What, therefore, is the explanatory role of the "stimulus" in the reaction time situation? As a matter of fact, the situation is quite the opposite of what it is thought to be in a superficial stimulus-response way of thinking. The reaction of the subject does not appear because a stimulus is presented, but the stimulus itself is a result of the action of the subject, and it is possible only therefore that the subject is organized to act in a certain way. The stimulus exists as a stimulus because a preorganized system defining some environmental change as a stimulus is present before this change appears. When the stimulus is finally presented it does not cause any "processing" because this "processing" has been carried out before its appearance, in the sense that the organism must have a system into which this environmental change defined by the experimenter fits. The subject is not "reacting" to the stimulus, but the behavior of the subject defines the changes in the environment which may act as "stimuli" and are needed as a part of the organization necessary for the achievement of the desired results. (Järvilehto,1998, p. 331).Let us say that the stimulus occurs at time t0. Then, we can agree with Järvilehto that the stimulus in a reaction time experiment is a result of the action of the subject prior to t0. And we can agree with much else in this. Only, why would the fact that the stimulus at t0 is the product of prior actions and features of the preorganized system show that the system is not reacting to the stimulus after t0? Why can't it be that actions of the system prior t0 lead to the stimulus at t0, but then the stimulus at t0 leads to a later response at, say, t1?

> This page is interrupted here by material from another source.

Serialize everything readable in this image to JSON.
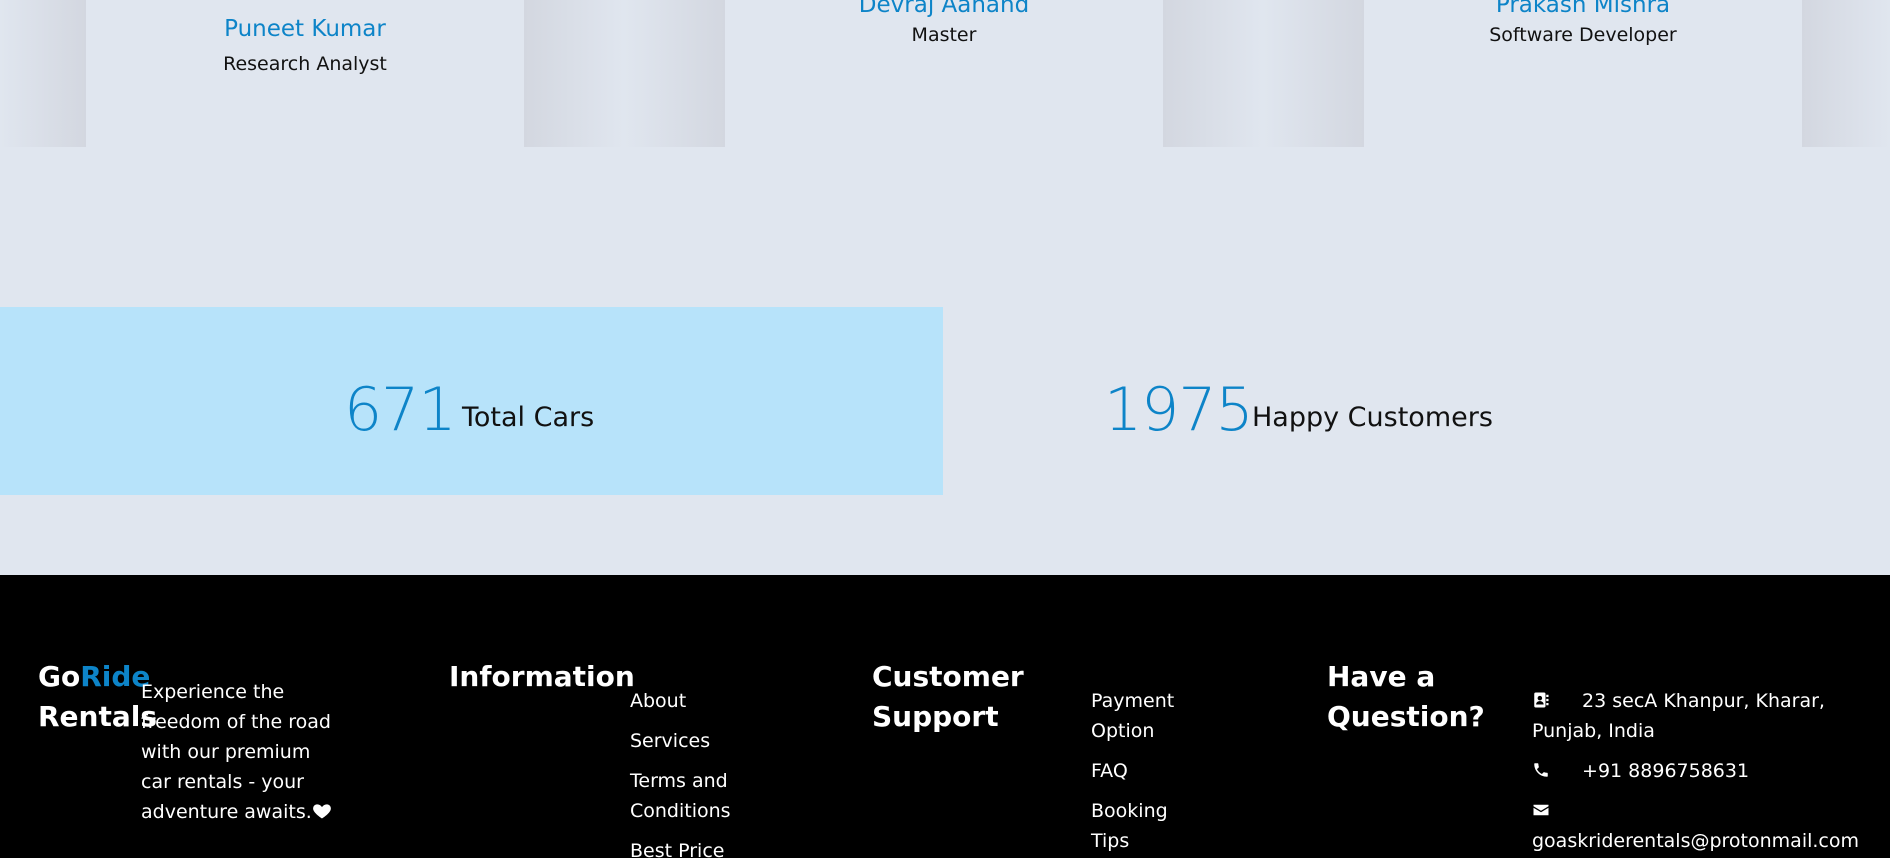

Järvilehto, T. (1998). The theory of the organism-environment system: I. Description of the theory. Integrative Psychological and Behavioral Science, 33(4), 321-334.